31 March 2009
The Australian Government's nomination of the Australian Convict Sites to the World Heritage List has received a significant boost, with Federal Environment Minister Peter Garrett saying today that he has received formal notification the nomination will be assessed this year.
"This is good news as it means Australia's nomination is progressing to the next stage of the process and is now one step closer to a decision," Mr Garrett said.
"The World Heritage Centre has advised that the nomination will be forwarded to the International Council on Monuments and Sites (ICOMOS) for evaluation.
"An initial assessment of the nomination will now take place, followed by an ICOMOS mission later in the year to assess the 11 sites included in the serial nomination. It is expected the assessment will be provided to the World Heritage Committee for a final decision in 2010.
"The progress of the nomination reflects the huge amount of work done to date by state and territory governments, property managers and local communities. I congratulate everyone who has been involved.
"The places included in the serial nomination are a tangible record of one of the greatest penal experiments in history-the transportation of more than 166,000 men, women and children to a vast and relatively unknown land," Mr Garrett said.
The Australian Convict Sites are:
These sites are already included in the National Heritage List and protected under the Environment Protection and Biodiversity Conservation Act 1999.
The Tasmanian Minister for Environment, Parks, Heritage and the Arts, Michelle O'Byrne, welcomed the news, saying this is an important step toward international recognition of Australia's convict heritage.
"It is extremely pleasing to reach this milestone and move closer to a prestigious World Heritage listing for our special convict places," Ms O'Byrne said.
"Like those of the other states and territories represented in the nomination, Tasmania's convict journey is a fascinating and very human tale.

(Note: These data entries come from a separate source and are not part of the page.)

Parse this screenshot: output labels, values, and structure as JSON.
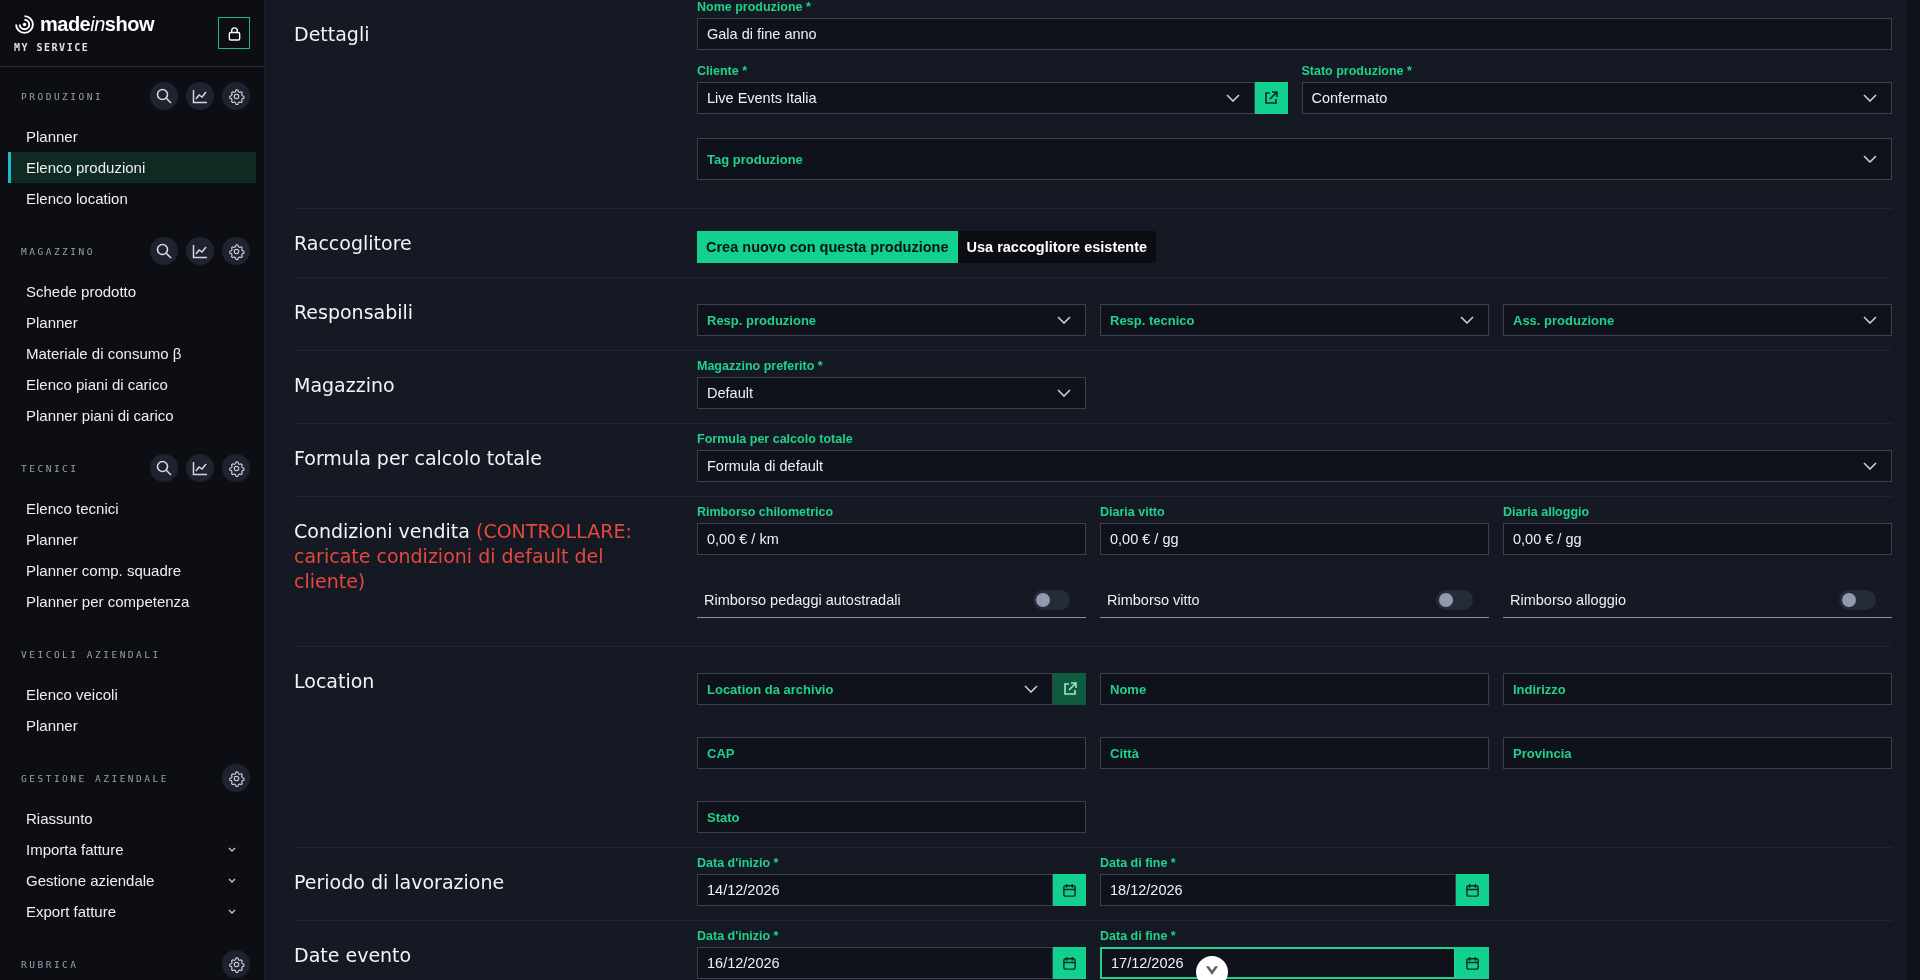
{
  "sidebar": {
    "logo": [
      {
        "text": "made",
        "italic": false
      },
      {
        "text": "in",
        "italic": true
      },
      {
        "text": "show",
        "italic": false
      }
    ],
    "subtitle": "MY SERVICE",
    "sections": [
      {
        "title": "PRODUZIONI",
        "actions": [
          {
            "kind": "search"
          },
          {
            "kind": "chart"
          },
          {
            "kind": "settings"
          }
        ],
        "items": [
          {
            "label": "Planner",
            "selected": false
          },
          {
            "label": "Elenco produzioni",
            "selected": true
          },
          {
            "label": "Elenco location",
            "selected": false
          }
        ]
      },
      {
        "title": "MAGAZZINO",
        "actions": [
          {
            "kind": "search"
          },
          {
            "kind": "chart"
          },
          {
            "kind": "settings"
          }
        ],
        "items": [
          {
            "label": "Schede prodotto",
            "selected": false
          },
          {
            "label": "Planner",
            "selected": false
          },
          {
            "label": "Materiale di consumo β",
            "selected": false
          },
          {
            "label": "Elenco piani di carico",
            "selected": false
          },
          {
            "label": "Planner piani di carico",
            "selected": false
          }
        ]
      },
      {
        "title": "TECNICI",
        "actions": [
          {
            "kind": "search"
          },
          {
            "kind": "chart"
          },
          {
            "kind": "settings"
          }
        ],
        "items": [
          {
            "label": "Elenco tecnici",
            "selected": false
          },
          {
            "label": "Planner",
            "selected": false
          },
          {
            "label": "Planner comp. squadre",
            "selected": false
          },
          {
            "label": "Planner per competenza",
            "selected": false
          }
        ]
      },
      {
        "title": "VEICOLI AZIENDALI",
        "items": [
          {
            "label": "Elenco veicoli",
            "selected": false
          },
          {
            "label": "Planner",
            "selected": false
          }
        ]
      },
      {
        "title": "GESTIONE AZIENDALE",
        "actions": [
          {
            "kind": "settings"
          }
        ],
        "items": [
          {
            "label": "Riassunto",
            "selected": false
          },
          {
            "label": "Importa fatture",
            "selected": false,
            "expandable": true
          },
          {
            "label": "Gestione aziendale",
            "selected": false,
            "expandable": true
          },
          {
            "label": "Export fatture",
            "selected": false,
            "expandable": true
          }
        ]
      },
      {
        "title": "RUBRICA",
        "actions": [
          {
            "kind": "settings"
          }
        ]
      }
    ]
  },
  "form": {
    "sections": [
      {
        "title": "Dettagli",
        "rows": [
          [
            {
              "kind": "text",
              "label": "Nome produzione *",
              "value": "Gala di fine anno"
            }
          ],
          [
            {
              "kind": "select",
              "label": "Cliente *",
              "value": "Live Events Italia",
              "link_button": {
                "disabled": false
              }
            },
            {
              "kind": "select",
              "label": "Stato produzione *",
              "value": "Confermato"
            }
          ],
          [
            {
              "kind": "select",
              "label": "Tag produzione"
            }
          ]
        ]
      },
      {
        "title": "Raccoglitore",
        "rows": [
          [
            {
              "kind": "segmented",
              "options": [
                {
                  "label": "Crea nuovo con questa produzione",
                  "selected": true
                },
                {
                  "label": "Usa raccoglitore esistente",
                  "selected": false
                }
              ]
            }
          ]
        ]
      },
      {
        "title": "Responsabili",
        "rows": [
          [
            {
              "kind": "select",
              "label": "Resp. produzione"
            },
            {
              "kind": "select",
              "label": "Resp. tecnico"
            },
            {
              "kind": "select",
              "label": "Ass. produzione"
            }
          ]
        ]
      },
      {
        "title": "Magazzino",
        "rows": [
          [
            {
              "kind": "select",
              "label": "Magazzino preferito *",
              "value": "Default"
            }
          ]
        ]
      },
      {
        "title": "Formula per calcolo totale",
        "rows": [
          [
            {
              "kind": "select",
              "label": "Formula per calcolo totale",
              "value": "Formula di default"
            }
          ]
        ]
      },
      {
        "title": "Condizioni vendita",
        "note": "(CONTROLLARE: caricate condizioni di default del cliente)",
        "rows": [
          [
            {
              "kind": "text",
              "label": "Rimborso chilometrico",
              "value": "0,00 € / km"
            },
            {
              "kind": "text",
              "label": "Diaria vitto",
              "value": "0,00 € / gg"
            },
            {
              "kind": "text",
              "label": "Diaria alloggio",
              "value": "0,00 € / gg"
            }
          ],
          [
            {
              "kind": "toggle",
              "label": "Rimborso pedaggi autostradali",
              "on": false
            },
            {
              "kind": "toggle",
              "label": "Rimborso vitto",
              "on": false
            },
            {
              "kind": "toggle",
              "label": "Rimborso alloggio",
              "on": false
            }
          ]
        ]
      },
      {
        "title": "Location",
        "rows": [
          [
            {
              "kind": "select",
              "label": "Location da archivio",
              "link_button": {
                "disabled": true
              }
            },
            {
              "kind": "text",
              "label": "Nome"
            },
            {
              "kind": "text",
              "label": "Indirizzo"
            }
          ],
          [
            {
              "kind": "text",
              "label": "CAP"
            },
            {
              "kind": "text",
              "label": "Città"
            },
            {
              "kind": "text",
              "label": "Provincia"
            }
          ],
          [
            {
              "kind": "text",
              "label": "Stato"
            }
          ]
        ]
      },
      {
        "title": "Periodo di lavorazione",
        "rows": [
          [
            {
              "kind": "date",
              "label": "Data d'inizio *",
              "value": "14/12/2026",
              "focused": false
            },
            {
              "kind": "date",
              "label": "Data di fine *",
              "value": "18/12/2026",
              "focused": false
            }
          ]
        ]
      },
      {
        "title": "Date evento",
        "rows": [
          [
            {
              "kind": "date",
              "label": "Data d'inizio *",
              "value": "16/12/2026",
              "focused": false
            },
            {
              "kind": "date",
              "label": "Data di fine *",
              "value": "17/12/2026",
              "focused": true
            }
          ]
        ]
      }
    ]
  }
}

It is ultimately a tale of survival under extreme conditions and one that is deserving of the world's highest heritage honour."
For more information visit www.heritage.gov.au